*** SUPPLIED RECORDS Section Begins ***

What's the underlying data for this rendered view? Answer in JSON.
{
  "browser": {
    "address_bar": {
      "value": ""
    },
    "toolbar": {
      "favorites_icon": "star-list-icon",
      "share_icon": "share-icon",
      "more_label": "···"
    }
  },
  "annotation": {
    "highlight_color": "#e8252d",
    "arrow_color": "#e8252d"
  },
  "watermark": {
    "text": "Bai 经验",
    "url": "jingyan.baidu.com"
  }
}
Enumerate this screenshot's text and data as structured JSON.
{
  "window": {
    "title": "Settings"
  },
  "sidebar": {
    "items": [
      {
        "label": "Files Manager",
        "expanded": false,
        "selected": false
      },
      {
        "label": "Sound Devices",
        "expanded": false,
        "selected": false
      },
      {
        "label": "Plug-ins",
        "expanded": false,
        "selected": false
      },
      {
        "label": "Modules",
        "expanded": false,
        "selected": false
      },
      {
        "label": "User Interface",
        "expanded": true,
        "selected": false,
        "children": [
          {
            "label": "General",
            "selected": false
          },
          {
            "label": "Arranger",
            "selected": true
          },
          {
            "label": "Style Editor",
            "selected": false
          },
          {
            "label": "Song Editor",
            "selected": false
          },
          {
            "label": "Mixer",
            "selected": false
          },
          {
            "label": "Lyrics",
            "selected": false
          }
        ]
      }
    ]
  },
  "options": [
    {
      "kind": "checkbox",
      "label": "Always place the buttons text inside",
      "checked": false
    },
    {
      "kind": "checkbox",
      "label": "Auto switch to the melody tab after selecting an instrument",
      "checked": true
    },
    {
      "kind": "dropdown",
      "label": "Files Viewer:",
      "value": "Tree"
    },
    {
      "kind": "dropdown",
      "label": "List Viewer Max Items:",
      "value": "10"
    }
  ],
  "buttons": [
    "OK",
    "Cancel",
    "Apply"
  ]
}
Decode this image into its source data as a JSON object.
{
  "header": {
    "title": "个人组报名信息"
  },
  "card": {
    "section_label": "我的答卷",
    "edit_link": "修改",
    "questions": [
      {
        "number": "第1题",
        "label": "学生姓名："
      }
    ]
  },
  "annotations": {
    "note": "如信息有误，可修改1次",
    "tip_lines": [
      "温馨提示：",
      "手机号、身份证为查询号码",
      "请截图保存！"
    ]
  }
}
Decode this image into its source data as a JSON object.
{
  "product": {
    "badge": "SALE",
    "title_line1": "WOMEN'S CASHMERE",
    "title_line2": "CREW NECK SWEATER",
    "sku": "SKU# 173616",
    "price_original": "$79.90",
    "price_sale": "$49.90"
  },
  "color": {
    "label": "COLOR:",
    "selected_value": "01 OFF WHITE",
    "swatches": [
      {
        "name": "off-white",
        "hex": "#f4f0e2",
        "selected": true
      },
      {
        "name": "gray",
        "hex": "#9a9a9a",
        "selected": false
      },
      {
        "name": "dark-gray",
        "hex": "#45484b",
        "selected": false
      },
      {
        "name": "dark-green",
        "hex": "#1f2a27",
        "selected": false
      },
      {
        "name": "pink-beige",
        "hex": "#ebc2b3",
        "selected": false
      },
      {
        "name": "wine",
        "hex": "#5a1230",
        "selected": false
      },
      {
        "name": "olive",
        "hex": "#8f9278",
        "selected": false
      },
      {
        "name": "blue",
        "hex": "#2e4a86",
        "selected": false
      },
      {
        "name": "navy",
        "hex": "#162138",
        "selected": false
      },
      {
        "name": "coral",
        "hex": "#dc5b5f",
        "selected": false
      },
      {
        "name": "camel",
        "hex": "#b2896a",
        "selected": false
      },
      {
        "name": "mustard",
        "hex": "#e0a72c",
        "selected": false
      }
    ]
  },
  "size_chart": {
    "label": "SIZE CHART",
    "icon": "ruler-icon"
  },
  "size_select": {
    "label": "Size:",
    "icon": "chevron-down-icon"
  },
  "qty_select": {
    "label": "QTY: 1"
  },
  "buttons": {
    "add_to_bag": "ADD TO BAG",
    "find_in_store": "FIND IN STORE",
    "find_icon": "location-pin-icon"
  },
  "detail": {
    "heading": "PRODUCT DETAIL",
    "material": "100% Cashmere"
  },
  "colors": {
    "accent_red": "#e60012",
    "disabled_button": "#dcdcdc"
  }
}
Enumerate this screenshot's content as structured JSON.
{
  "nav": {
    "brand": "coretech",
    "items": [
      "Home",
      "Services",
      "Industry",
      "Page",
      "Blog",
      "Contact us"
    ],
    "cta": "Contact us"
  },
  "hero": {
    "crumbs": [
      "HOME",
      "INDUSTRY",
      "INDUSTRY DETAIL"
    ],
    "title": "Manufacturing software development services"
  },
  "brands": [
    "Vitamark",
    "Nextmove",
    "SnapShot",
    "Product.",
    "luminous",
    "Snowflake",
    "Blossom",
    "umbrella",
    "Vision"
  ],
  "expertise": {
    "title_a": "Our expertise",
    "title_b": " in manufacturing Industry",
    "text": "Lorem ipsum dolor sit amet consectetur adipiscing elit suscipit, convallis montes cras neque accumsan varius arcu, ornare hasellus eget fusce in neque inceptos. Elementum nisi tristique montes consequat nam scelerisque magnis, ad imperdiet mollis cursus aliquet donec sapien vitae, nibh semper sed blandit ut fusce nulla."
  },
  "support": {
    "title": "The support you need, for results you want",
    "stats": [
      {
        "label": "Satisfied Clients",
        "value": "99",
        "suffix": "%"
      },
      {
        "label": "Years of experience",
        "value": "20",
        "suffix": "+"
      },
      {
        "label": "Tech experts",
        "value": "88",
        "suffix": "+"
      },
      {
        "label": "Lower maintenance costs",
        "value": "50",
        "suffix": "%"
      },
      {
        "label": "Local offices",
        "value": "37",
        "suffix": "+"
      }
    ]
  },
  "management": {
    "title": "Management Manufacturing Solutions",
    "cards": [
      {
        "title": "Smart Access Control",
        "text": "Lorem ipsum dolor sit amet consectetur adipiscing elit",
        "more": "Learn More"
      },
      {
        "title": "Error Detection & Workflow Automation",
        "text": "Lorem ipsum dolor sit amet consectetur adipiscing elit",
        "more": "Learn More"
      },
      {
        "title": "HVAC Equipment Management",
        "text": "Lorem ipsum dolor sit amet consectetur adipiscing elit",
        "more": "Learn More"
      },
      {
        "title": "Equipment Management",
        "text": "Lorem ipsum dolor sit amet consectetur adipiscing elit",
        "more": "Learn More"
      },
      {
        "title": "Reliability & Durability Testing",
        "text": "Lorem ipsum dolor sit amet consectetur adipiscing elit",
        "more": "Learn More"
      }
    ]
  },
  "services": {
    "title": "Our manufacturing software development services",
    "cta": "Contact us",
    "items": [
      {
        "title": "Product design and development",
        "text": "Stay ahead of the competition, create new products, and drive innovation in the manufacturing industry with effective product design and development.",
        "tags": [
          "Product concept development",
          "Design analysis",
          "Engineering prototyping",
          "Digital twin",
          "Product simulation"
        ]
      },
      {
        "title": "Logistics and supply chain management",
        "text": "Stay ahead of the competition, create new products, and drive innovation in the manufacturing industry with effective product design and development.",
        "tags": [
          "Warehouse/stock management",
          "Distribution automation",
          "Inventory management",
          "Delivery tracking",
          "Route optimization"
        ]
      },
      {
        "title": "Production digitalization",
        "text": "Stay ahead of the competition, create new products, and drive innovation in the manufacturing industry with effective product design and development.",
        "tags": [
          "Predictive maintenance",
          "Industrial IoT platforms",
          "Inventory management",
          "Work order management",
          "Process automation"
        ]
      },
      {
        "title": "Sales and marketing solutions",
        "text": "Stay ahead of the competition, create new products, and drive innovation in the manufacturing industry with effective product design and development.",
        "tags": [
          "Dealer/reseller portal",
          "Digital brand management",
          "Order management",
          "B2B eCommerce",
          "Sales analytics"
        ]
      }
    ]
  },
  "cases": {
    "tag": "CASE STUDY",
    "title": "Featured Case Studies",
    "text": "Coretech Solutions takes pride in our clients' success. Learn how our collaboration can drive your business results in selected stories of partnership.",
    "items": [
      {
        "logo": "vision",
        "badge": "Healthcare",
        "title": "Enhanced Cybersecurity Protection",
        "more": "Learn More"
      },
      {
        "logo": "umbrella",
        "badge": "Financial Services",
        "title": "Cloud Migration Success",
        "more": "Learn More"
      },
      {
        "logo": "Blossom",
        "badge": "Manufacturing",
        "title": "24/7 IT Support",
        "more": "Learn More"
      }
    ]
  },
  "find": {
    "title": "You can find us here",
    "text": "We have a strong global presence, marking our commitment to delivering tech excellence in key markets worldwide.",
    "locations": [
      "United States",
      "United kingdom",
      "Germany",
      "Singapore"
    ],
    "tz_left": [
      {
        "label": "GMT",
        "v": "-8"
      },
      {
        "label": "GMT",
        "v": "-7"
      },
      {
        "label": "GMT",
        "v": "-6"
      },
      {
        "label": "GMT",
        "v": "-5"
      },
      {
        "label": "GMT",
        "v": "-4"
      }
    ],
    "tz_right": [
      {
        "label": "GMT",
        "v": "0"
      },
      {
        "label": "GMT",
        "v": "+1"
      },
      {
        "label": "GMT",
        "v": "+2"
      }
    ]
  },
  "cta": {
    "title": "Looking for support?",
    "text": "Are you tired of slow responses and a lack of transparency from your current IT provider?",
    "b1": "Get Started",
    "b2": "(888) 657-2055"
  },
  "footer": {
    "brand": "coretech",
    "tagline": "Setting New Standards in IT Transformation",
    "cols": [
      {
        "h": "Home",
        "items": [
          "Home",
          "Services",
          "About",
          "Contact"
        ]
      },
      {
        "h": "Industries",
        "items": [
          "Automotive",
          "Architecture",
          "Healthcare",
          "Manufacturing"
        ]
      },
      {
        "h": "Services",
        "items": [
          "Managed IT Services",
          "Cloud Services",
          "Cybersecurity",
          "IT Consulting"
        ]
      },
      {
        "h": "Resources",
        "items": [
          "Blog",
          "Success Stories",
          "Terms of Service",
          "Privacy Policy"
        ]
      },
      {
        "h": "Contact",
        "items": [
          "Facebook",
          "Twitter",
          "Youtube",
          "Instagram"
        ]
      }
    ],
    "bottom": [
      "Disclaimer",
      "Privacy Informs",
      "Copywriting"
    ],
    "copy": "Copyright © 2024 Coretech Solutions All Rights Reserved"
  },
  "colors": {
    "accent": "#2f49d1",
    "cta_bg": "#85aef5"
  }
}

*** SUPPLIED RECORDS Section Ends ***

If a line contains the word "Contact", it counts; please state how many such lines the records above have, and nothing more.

5